Ahead of World AIDS Day, Avert’s Sarah Hand argues that testing services must engage men in a more meaningful way if we are to tackle the rising epidemic among young women.
We know that regular HIV testing and early treatment initiation saves lives. Yet UNAIDS research says that men ‘remain stubbornly hard to engage in testing services’.
As a result, just 47% of men living with HIV in sub-Saharan Africa were aware of their status and accessing antiretroviral treatment in 2016, compared to 60% of women.
Delayed testing and delayed treatment mean that HIV continues to be the biggest killer among young men in the region – an economic and personal burden. Men with undiagnosed HIV are also more likely to affect the lives of women and girls by transmitting the virus unknowingly in the future. So the impact of delayed testing causes the cycle of new infections to continue among future generations of young men and women.
If we don’t tackle the issue of early testing and better HIV knowledge among men head on, we are ignoring the key driver behind the current epidemic among young women and girls.
So what’s behind men’s reluctance to test? The reality behind this gender disparity is that traditional health services normalise routine check-ups among women, encouraging them to test earlier and more frequently than men.
Sibongile Tshabalala, Chairperson of Treatment Action Campaign, is right when she says,
'When a man gets a young woman pregnant, only the mother will be tested for HIV. But why? Young women are not getting HIV from sleeping alone – there are men in the mix somewhere...’
Integrated testing services, such as prevention of mother-to-child transmission programmes, are a cost-effective and sustainable way to deliver HIV testing. However, challenges occur when health centres are seen as places to go to when you’re sick – unless you’re a woman or a baby. While there is reduced stigma around testing among women, most men view attending clinics for any other reason than being sick as a masculine taboo.

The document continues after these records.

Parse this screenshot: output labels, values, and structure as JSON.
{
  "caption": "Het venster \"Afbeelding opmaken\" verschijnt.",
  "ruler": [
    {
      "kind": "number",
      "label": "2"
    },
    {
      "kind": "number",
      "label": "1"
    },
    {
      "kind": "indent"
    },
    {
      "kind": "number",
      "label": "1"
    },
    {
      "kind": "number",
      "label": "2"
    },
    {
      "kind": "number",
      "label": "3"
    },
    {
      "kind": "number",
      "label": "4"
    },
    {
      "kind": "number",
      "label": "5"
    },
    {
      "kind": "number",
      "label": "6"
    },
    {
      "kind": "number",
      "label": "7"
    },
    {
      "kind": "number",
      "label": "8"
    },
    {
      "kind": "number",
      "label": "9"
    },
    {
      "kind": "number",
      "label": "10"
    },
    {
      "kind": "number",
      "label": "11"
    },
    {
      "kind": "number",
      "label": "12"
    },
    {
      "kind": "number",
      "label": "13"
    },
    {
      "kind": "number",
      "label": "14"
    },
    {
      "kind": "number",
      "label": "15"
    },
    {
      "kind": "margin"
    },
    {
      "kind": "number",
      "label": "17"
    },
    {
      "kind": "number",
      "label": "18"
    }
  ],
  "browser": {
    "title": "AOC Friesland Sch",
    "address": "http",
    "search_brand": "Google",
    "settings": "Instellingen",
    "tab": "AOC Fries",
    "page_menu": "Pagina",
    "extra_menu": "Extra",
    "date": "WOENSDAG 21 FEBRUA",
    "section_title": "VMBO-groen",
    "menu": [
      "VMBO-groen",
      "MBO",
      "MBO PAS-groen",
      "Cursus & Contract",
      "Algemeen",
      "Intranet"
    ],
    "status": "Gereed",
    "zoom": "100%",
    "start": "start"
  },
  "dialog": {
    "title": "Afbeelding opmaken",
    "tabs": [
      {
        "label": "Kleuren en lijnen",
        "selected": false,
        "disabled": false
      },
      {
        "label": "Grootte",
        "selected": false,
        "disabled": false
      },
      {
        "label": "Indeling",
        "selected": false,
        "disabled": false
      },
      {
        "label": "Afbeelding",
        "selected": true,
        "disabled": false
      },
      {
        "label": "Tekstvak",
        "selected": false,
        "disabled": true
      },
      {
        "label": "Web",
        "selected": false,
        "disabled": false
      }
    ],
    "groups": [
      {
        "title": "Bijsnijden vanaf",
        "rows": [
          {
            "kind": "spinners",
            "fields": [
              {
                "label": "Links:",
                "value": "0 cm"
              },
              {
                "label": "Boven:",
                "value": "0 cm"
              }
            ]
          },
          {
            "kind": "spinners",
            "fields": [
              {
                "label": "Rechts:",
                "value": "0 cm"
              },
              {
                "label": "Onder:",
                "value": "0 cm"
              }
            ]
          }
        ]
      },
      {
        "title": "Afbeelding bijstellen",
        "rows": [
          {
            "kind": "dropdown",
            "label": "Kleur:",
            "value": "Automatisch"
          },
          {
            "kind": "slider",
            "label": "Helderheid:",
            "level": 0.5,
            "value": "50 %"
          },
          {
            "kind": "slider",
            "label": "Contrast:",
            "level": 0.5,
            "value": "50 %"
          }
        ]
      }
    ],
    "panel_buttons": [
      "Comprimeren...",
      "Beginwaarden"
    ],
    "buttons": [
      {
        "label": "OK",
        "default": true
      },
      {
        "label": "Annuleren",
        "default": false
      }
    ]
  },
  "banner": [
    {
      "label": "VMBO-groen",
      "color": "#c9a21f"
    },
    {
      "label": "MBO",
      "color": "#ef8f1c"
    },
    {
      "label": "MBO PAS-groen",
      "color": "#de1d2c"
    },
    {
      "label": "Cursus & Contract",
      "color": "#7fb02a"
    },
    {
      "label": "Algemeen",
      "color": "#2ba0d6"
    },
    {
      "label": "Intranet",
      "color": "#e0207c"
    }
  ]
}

From antenatal care to female-only HIV prevention programmes, we’ve missed a trick by only focusing on the health of young women and not looking more holistically at the environment new HIV infections occur in. Although such programmes are well-intentioned, we cannot hope to close the cycle of infection by speaking to just one half of the population or just one half of a ‘couple’. For example, voluntary partner testing (VPT) programmes do work, where they exist, but their availability needs to be increased and more men must be made aware of them.
It’s not too late to make structural changes to existing HIV programmes so that they better reflect the cultural reality in which people live.
One starting point to break the current cycle of infections is to break down the taboo that pregnancy is only a woman’s game by normalising the testing of fathers in existing antenatal programmes. Great results have already been seen in Rwanda where these services are opened up to men too, and this flexible approach to healthcare now needs to be scaled up across other sub-Saharan countries.
HIV testing clinics also need to adapt their opening times to fit in with the realities of men’s lives. And by making HIV-testing less clinic-based altogether (through self-testing or work-placed testing) we can better reach men in the spaces in which they exist and address the topics which are relevant to them.
Men must be given HIV information – about condom use, multiple partner risk, and the benefits of regular testing – in a way that relates to them as individuals with their own sexual health needs, not just as an extension of their partners.
Targeted services not only give people the opportunity to test for HIV, they also help to improve HIV knowledge by making it relatable and relevant. We all know that stigma is heavily rooted in poor knowledge about HIV. Targeted services help to alleviate the ‘fear of knowing’ which stops men testing by addressing their concerns and dispelling harmful myths.
The conversation about sexual health and HIV needs to be wider, more inclusive and more responsive if we are to achieve the full and active participation of men in health programmes. But if we can achieve that, we’ll see the whole community benefit.